Co-Translating Marguerite Duras


Olivia Baes ’13 (in Comparative Literature & English) and G’14  and Emma Ramadan G’14 bonded over a shared love of French author Marguerite Duras while studying for an MA in Cultural Translation at AUP. Their second published co-translation of Duras’s work, The Easy Life, has achieved critical acclaim in both The Guardian and The New Yorker.

What are your abiding memories of your time at AUP?

Emma Ramadan: I remember vividly what it felt like in the classroom. The professors took us very seriously, and the texts we were given challenged us. That was special because it allowed me to assume my own intelligence and learn how to fight through difficult problems.

Olivia Baes: Our professors also encouraged us to follow our interests. Daniel Medin, for example, found out that I’d had Catalan as a language as a kid, so he introduced me to this great Catalan author called Mercè Rodoreda. Now that I live in Catalonia and have relearned Catalan, she’s one of my favorite authors. Being steeped in the culture is so important to my life.

Emma: What AUP fosters is really special. It attracts people who want to be in the spaces that exist between cultures and languages. The framework we used in class taught us to play with language in new ways; it even challenged us to reconsider what we thought language was.

What made you want to work on translating Duras together?

Emma: The desire to do so was born very early in our friendship. We’d both come into the master’s program having grown up reading Duras.

Olivia: We identified with the intensity and obsession that runs through her work. There’s something about the way she tells stories through her female characters that made us discover new things about ourselves. We both wanted to inhabit her writing as much as we could.

Emma: Not only did we have similar tastes, but it became increasingly clear we had similar translation philosophies too, due to how often we aligned on things in class. I discovered a story by Duras that had never been translated before called L’été 80, or Summer 80. I asked Olivia if she wanted to work on it together after we finished our program. It turned into a collection of Duras’s works called Me & Other Writing. It was an intense project! But after it was published, we started work on The Easy Life almost immediately because we wanted to keep collaborating.
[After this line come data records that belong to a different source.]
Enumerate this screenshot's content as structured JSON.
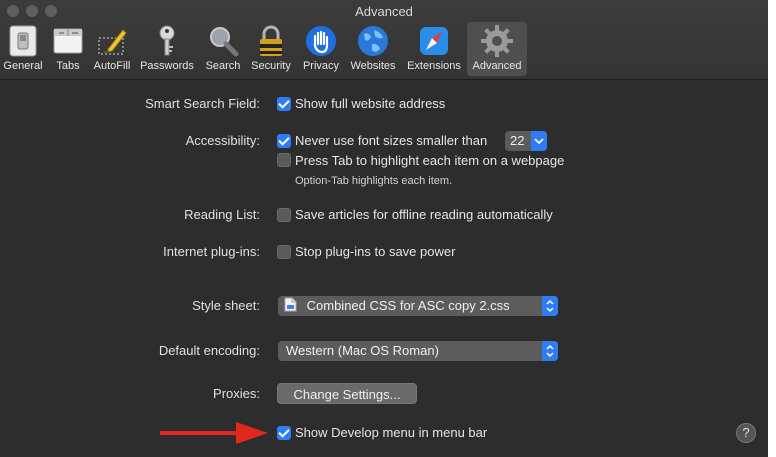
{
  "window": {
    "title": "Advanced"
  },
  "toolbar": {
    "items": [
      {
        "label": "General",
        "icon": "general-switch-icon"
      },
      {
        "label": "Tabs",
        "icon": "tabs-icon"
      },
      {
        "label": "AutoFill",
        "icon": "autofill-pencil-icon"
      },
      {
        "label": "Passwords",
        "icon": "key-icon"
      },
      {
        "label": "Search",
        "icon": "magnifier-icon"
      },
      {
        "label": "Security",
        "icon": "padlock-icon"
      },
      {
        "label": "Privacy",
        "icon": "hand-icon"
      },
      {
        "label": "Websites",
        "icon": "globe-icon"
      },
      {
        "label": "Extensions",
        "icon": "compass-icon"
      },
      {
        "label": "Advanced",
        "icon": "gear-icon"
      }
    ],
    "selected": "Advanced"
  },
  "settings": {
    "smart_search": {
      "label": "Smart Search Field:",
      "option": "Show full website address",
      "checked": true
    },
    "accessibility": {
      "label": "Accessibility:",
      "font_option": "Never use font sizes smaller than",
      "font_checked": true,
      "font_size": "22",
      "tab_option": "Press Tab to highlight each item on a webpage",
      "tab_checked": false,
      "tab_hint": "Option-Tab highlights each item."
    },
    "reading_list": {
      "label": "Reading List:",
      "option": "Save articles for offline reading automatically",
      "checked": false
    },
    "plugins": {
      "label": "Internet plug-ins:",
      "option": "Stop plug-ins to save power",
      "checked": false
    },
    "style_sheet": {
      "label": "Style sheet:",
      "value": "Combined CSS for ASC copy 2.css",
      "file_icon": "css-file-icon"
    },
    "encoding": {
      "label": "Default encoding:",
      "value": "Western (Mac OS Roman)"
    },
    "proxies": {
      "label": "Proxies:",
      "button": "Change Settings..."
    },
    "develop": {
      "option": "Show Develop menu in menu bar",
      "checked": true
    }
  },
  "help": {
    "label": "?"
  },
  "colors": {
    "accent": "#2e7cf6",
    "background": "#2d2d2d",
    "annotation_arrow": "#e0281e"
  }
}
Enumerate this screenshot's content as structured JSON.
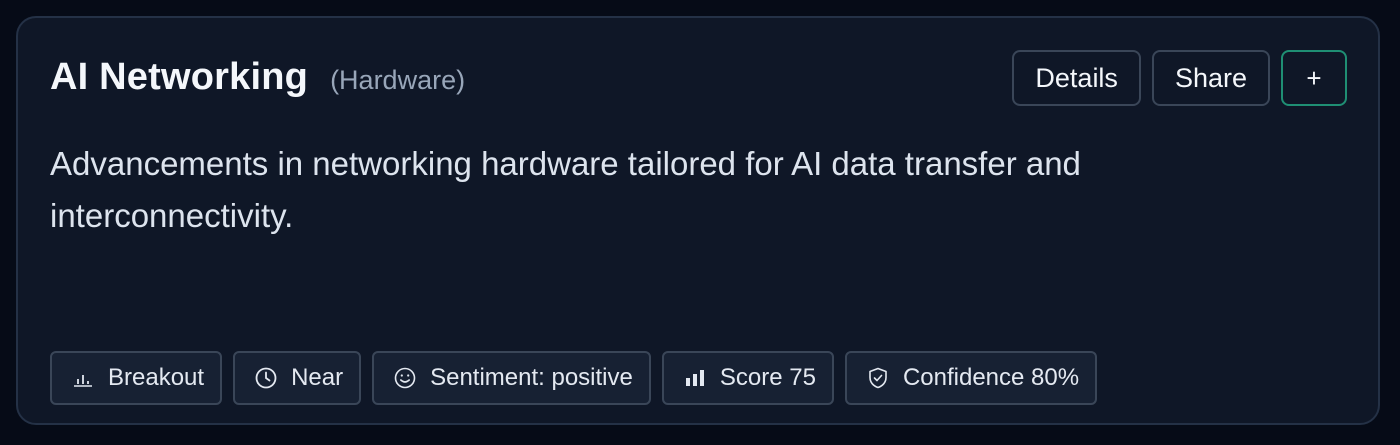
{
  "card": {
    "title": "AI Networking",
    "category": "(Hardware)",
    "description": "Advancements in networking hardware tailored for AI data transfer and interconnectivity.",
    "actions": {
      "details_label": "Details",
      "share_label": "Share",
      "add_label": "+"
    },
    "tags": [
      {
        "icon": "bar-chart-low-icon",
        "label": "Breakout"
      },
      {
        "icon": "clock-icon",
        "label": "Near"
      },
      {
        "icon": "smile-icon",
        "label": "Sentiment: positive"
      },
      {
        "icon": "bar-chart-icon",
        "label": "Score 75"
      },
      {
        "icon": "shield-check-icon",
        "label": "Confidence 80%"
      }
    ]
  },
  "colors": {
    "background": "#060b17",
    "card": "#0f1727",
    "border": "#243146",
    "accent": "#1f8f74",
    "text": "#f4f7fb",
    "muted": "#98a6b9"
  }
}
Olivia: My co-translations with Emma are some of the most formative work I’ve ever done. We each had a powerful connection to the author, but the process of co-translation also led to this beautiful connection between us. Our little love triangle with Marguerite Duras!

What makes co-translation different?

Emma: Co-translation requires a level of mutual understanding and a willingness to negotiate. You have to believe that negotiating will make the translation stronger than if you had done it alone. It requires letting go of some of the authority you might have had over the text.

Olivia: It helps that we prioritize the same things in our translations, such as Duras’s use of rhythm.

Emma: Our approach has always been to split the text in half and then switch and edit each other’s translations. Then we have a series of arguments over video call! We’re able to have those disagreements in a playful way, because we know we have the same voice for Duras in our heads. I have a lot of faith in and admiration for my co-translator.

Olivia: When you translate alone, you’re not going into the same depth. At the end of the day, what I love about creative work is being able to discuss it with someone who takes it as seriously as I do. Emma and I have such challenging conversations about a single word or comma! We’re behind the scenes of French and English, and it’s so exciting to breathe in that passion for language together.

Emma and Olivia hope to collaborate on further Duras translations in the future, but in the meantime are pursuing solo work. Emma’s forthcoming translations include My Husband by Maud Ventura and My Great Arab Melancholy by Lamia Ziadé, while Olivia is developing a feature film, Sirena, with Barcelona-based production company 15L Films, as well as curating her late father’s photography archive.